- _What you need to do_
From the first line to the last, output the entries exactly.
=== Provided records ===
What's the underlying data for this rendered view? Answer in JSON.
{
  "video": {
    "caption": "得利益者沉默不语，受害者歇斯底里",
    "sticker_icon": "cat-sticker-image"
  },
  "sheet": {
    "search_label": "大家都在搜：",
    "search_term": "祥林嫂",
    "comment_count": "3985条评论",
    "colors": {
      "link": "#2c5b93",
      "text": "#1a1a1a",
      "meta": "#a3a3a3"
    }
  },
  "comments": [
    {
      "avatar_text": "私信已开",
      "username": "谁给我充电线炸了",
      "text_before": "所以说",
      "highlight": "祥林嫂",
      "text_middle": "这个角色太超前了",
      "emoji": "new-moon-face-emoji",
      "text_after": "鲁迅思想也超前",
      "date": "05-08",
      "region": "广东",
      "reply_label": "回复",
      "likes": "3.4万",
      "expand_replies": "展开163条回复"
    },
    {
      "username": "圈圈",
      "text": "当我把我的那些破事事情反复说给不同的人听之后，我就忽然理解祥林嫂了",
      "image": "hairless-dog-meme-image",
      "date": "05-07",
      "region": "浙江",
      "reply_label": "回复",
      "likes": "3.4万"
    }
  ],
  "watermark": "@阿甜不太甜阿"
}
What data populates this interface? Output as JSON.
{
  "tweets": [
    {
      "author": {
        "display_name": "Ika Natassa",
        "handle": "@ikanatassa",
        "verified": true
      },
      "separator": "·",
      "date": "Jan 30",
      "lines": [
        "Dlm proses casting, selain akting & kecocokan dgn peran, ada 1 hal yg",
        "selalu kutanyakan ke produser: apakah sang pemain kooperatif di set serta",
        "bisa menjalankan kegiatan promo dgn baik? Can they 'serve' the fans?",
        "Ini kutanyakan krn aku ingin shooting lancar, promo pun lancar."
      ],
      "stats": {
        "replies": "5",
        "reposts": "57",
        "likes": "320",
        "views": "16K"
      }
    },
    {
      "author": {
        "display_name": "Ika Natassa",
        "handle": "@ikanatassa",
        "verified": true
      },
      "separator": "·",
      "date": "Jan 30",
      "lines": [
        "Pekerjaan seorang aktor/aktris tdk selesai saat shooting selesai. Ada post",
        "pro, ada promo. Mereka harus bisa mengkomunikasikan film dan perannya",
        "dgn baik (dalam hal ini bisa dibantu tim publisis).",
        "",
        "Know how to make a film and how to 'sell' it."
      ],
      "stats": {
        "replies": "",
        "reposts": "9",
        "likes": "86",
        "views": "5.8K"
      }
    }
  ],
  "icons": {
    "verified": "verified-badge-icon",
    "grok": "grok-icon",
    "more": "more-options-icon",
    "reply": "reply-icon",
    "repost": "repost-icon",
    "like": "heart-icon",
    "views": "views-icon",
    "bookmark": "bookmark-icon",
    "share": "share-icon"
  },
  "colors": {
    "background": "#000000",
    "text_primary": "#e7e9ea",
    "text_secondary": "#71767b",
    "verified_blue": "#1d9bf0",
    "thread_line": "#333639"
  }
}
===
- _The completed task_
What's the underlying data for this rendered view? Answer in JSON.
{
  "video": {
    "caption": "得利益者沉默不语，受害者歇斯底里",
    "sticker_icon": "cat-sticker-image"
  },
  "sheet": {
    "search_label": "大家都在搜：",
    "search_term": "祥林嫂",
    "comment_count": "3985条评论",
    "colors": {
      "link": "#2c5b93",
      "text": "#1a1a1a",
      "meta": "#a3a3a3"
    }
  },
  "comments": [
    {
      "avatar_text": "私信已开",
      "username": "谁给我充电线炸了",
      "text_before": "所以说",
      "highlight": "祥林嫂",
      "text_middle": "这个角色太超前了",
      "emoji": "new-moon-face-emoji",
      "text_after": "鲁迅思想也超前",
      "date": "05-08",
      "region": "广东",
      "reply_label": "回复",
      "likes": "3.4万",
      "expand_replies": "展开163条回复"
    },
    {
      "username": "圈圈",
      "text": "当我把我的那些破事事情反复说给不同的人听之后，我就忽然理解祥林嫂了",
      "image": "hairless-dog-meme-image",
      "date": "05-07",
      "region": "浙江",
      "reply_label": "回复",
      "likes": "3.4万"
    }
  ],
  "watermark": "@阿甜不太甜阿"
}
What data populates this interface? Output as JSON.
{
  "tweets": [
    {
      "author": {
        "display_name": "Ika Natassa",
        "handle": "@ikanatassa",
        "verified": true
      },
      "separator": "·",
      "date": "Jan 30",
      "lines": [
        "Dlm proses casting, selain akting & kecocokan dgn peran, ada 1 hal yg",
        "selalu kutanyakan ke produser: apakah sang pemain kooperatif di set serta",
        "bisa menjalankan kegiatan promo dgn baik? Can they 'serve' the fans?",
        "Ini kutanyakan krn aku ingin shooting lancar, promo pun lancar."
      ],
      "stats": {
        "replies": "5",
        "reposts": "57",
        "likes": "320",
        "views": "16K"
      }
    },
    {
      "author": {
        "display_name": "Ika Natassa",
        "handle": "@ikanatassa",
        "verified": true
      },
      "separator": "·",
      "date": "Jan 30",
      "lines": [
        "Pekerjaan seorang aktor/aktris tdk selesai saat shooting selesai. Ada post",
        "pro, ada promo. Mereka harus bisa mengkomunikasikan film dan perannya",
        "dgn baik (dalam hal ini bisa dibantu tim publisis).",
        "",
        "Know how to make a film and how to 'sell' it."
      ],
      "stats": {
        "replies": "",
        "reposts": "9",
        "likes": "86",
        "views": "5.8K"
      }
    }
  ],
  "icons": {
    "verified": "verified-badge-icon",
    "grok": "grok-icon",
    "more": "more-options-icon",
    "reply": "reply-icon",
    "repost": "repost-icon",
    "like": "heart-icon",
    "views": "views-icon",
    "bookmark": "bookmark-icon",
    "share": "share-icon"
  },
  "colors": {
    "background": "#000000",
    "text_primary": "#e7e9ea",
    "text_secondary": "#71767b",
    "verified_blue": "#1d9bf0",
    "thread_line": "#333639"
  }
}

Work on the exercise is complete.